Assignment
Find every line of the records that has "circle" and return it.

Given records
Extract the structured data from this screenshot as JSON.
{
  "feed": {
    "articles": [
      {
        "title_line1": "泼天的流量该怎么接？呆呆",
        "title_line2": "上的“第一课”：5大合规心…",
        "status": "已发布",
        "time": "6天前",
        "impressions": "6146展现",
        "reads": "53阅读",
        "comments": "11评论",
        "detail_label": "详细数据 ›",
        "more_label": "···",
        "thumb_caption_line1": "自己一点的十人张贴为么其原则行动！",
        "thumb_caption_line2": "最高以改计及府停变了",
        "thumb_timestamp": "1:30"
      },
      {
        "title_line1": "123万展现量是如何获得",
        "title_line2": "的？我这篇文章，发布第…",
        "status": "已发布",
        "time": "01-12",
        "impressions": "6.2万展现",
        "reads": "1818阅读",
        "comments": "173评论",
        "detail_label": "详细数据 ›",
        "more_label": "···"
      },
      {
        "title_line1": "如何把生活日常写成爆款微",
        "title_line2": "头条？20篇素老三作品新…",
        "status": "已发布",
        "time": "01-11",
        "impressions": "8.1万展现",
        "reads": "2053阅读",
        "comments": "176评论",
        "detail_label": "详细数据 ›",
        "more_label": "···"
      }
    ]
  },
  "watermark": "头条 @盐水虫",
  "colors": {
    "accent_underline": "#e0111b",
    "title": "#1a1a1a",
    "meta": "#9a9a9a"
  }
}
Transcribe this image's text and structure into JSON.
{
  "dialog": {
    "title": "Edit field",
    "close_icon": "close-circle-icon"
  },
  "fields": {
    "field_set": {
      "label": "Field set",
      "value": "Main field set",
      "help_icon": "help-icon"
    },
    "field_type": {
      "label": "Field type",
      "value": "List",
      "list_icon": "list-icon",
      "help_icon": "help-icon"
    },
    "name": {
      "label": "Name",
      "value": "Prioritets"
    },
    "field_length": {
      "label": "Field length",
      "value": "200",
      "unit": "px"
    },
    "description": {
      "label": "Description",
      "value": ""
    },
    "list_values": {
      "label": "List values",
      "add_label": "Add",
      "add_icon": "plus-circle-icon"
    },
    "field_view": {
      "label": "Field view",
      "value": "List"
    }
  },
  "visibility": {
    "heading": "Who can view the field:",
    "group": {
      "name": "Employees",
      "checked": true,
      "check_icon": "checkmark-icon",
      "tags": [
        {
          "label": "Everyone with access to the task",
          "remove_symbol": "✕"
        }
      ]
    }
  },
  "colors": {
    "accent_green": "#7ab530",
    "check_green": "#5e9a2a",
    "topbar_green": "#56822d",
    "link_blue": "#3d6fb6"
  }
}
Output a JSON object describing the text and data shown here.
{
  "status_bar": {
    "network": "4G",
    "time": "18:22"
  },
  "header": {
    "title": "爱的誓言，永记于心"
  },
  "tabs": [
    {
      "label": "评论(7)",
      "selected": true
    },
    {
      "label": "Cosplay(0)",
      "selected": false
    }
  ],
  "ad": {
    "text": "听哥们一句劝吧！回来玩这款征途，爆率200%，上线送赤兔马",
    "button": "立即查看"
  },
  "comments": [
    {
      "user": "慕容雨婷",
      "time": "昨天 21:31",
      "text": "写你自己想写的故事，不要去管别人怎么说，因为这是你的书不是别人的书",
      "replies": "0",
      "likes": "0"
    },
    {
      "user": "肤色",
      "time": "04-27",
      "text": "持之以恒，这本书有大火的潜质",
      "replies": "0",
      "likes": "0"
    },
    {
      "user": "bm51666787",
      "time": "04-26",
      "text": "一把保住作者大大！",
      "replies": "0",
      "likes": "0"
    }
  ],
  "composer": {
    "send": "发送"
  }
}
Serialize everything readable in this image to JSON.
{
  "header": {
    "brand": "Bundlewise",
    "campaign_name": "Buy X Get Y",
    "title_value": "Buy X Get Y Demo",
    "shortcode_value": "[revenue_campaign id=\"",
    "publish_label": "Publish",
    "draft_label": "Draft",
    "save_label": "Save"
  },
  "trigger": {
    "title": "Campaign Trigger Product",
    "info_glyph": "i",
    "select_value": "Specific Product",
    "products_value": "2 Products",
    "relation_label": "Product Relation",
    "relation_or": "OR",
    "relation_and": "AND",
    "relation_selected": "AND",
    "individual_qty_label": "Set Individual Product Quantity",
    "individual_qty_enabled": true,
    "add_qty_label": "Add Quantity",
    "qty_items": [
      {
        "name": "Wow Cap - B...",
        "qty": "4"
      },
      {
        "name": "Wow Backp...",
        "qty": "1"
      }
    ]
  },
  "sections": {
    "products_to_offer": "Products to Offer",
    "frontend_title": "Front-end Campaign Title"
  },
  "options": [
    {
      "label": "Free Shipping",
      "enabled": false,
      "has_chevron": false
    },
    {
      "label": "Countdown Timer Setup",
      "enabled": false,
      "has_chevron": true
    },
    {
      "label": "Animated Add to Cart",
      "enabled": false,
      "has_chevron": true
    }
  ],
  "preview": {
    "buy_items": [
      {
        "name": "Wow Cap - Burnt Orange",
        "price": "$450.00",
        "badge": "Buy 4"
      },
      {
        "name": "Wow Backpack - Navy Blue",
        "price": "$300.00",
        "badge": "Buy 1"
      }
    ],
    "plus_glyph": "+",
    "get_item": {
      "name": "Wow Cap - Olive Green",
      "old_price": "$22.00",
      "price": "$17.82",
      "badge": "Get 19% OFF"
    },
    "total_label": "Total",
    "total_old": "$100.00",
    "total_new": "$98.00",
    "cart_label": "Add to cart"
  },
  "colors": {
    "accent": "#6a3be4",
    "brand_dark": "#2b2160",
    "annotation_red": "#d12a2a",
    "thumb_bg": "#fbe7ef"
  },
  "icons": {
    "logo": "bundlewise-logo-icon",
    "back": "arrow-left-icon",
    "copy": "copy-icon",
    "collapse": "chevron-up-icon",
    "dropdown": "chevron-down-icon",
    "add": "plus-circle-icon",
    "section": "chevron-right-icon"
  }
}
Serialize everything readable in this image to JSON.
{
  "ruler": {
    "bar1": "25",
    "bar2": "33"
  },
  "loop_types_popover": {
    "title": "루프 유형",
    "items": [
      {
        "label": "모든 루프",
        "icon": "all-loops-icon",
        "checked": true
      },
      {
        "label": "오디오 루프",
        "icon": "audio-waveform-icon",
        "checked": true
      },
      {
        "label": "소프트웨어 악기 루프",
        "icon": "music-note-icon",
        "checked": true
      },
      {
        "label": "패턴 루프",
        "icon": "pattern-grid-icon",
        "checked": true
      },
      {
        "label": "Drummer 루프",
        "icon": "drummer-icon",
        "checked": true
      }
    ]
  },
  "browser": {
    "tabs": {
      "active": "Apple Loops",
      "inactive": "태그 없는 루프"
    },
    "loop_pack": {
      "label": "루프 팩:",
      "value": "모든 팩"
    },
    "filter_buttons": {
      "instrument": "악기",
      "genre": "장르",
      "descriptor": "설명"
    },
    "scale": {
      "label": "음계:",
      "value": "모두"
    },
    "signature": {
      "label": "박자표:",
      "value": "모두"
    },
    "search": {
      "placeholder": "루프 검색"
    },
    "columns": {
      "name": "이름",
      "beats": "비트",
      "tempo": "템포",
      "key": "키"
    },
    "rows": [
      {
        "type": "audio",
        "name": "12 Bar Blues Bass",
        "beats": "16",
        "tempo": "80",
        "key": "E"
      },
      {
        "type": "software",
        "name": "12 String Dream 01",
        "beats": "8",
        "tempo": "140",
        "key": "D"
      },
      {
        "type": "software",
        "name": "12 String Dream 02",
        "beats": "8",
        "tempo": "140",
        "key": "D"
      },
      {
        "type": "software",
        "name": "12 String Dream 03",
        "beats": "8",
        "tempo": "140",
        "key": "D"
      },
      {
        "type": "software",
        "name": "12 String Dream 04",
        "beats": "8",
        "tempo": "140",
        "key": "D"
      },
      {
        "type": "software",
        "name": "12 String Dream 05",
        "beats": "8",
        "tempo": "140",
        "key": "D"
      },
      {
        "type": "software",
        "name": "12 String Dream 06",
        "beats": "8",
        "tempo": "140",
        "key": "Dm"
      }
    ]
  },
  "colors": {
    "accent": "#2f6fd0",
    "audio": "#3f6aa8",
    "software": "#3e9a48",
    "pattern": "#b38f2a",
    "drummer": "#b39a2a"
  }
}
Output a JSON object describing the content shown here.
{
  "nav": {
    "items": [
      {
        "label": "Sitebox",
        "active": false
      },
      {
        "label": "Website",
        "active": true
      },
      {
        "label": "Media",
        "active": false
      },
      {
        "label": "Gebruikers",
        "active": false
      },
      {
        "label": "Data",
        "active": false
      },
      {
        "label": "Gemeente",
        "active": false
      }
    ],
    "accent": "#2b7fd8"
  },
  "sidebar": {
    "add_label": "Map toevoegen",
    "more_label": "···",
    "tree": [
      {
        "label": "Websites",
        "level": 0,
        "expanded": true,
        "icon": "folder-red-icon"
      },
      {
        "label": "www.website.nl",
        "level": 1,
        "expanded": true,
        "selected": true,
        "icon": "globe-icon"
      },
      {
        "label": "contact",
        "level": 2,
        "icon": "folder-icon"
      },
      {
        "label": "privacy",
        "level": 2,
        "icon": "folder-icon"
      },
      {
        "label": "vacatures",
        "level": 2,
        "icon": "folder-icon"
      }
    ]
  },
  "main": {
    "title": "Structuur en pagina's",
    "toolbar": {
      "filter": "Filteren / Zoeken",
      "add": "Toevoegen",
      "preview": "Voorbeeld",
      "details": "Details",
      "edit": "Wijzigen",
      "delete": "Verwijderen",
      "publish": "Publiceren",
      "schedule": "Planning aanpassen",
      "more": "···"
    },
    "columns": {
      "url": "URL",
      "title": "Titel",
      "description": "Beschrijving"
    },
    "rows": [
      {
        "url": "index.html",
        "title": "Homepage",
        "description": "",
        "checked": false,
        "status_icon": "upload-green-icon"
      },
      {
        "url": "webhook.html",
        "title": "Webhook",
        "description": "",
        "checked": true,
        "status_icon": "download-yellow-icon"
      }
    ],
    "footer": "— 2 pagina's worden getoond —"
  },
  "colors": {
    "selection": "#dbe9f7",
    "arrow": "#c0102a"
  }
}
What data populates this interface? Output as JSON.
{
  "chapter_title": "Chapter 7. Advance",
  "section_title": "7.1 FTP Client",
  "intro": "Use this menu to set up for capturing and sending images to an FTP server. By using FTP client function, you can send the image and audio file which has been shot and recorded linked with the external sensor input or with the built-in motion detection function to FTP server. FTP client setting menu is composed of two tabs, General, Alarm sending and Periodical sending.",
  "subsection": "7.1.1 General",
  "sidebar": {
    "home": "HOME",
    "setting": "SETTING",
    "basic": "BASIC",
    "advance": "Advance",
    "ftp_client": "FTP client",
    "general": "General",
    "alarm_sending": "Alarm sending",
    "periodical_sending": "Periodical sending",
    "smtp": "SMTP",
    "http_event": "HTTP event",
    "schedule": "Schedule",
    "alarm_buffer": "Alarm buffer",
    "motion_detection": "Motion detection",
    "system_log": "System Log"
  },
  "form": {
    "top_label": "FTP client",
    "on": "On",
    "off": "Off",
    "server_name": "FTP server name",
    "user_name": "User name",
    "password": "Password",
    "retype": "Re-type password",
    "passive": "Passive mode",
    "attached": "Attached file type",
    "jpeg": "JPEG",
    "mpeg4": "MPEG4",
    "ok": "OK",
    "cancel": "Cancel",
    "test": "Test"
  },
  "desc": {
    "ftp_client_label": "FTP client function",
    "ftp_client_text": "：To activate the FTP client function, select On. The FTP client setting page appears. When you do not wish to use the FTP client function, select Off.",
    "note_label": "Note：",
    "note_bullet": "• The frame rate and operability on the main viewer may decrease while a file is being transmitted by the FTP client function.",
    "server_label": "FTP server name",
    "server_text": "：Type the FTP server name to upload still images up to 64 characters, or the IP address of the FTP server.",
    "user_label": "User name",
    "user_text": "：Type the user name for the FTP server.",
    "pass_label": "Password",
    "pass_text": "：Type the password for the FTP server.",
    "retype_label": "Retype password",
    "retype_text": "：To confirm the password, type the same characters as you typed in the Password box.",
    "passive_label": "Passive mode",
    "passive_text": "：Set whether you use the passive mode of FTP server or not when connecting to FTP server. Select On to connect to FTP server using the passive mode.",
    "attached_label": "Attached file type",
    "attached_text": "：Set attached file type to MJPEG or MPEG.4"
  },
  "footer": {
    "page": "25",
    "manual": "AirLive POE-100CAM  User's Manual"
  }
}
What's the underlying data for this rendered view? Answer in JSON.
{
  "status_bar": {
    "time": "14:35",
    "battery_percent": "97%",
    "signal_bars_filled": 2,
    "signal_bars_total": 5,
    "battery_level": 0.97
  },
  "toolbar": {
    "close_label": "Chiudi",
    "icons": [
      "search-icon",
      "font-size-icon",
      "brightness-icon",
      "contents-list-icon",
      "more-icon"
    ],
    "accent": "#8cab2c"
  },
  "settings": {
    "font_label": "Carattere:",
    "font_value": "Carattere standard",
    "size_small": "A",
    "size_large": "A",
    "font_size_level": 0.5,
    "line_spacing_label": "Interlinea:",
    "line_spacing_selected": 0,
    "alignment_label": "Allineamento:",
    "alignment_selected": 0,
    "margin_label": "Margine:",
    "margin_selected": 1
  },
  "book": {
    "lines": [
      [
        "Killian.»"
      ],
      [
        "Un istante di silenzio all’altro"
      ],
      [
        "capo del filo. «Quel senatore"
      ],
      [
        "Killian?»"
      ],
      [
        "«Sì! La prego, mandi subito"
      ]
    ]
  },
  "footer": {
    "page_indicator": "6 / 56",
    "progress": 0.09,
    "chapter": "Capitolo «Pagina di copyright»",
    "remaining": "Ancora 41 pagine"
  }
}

Response to this exercise
    "close_icon": "close-circle-icon"
      "add_icon": "plus-circle-icon"
    "add": "plus-circle-icon",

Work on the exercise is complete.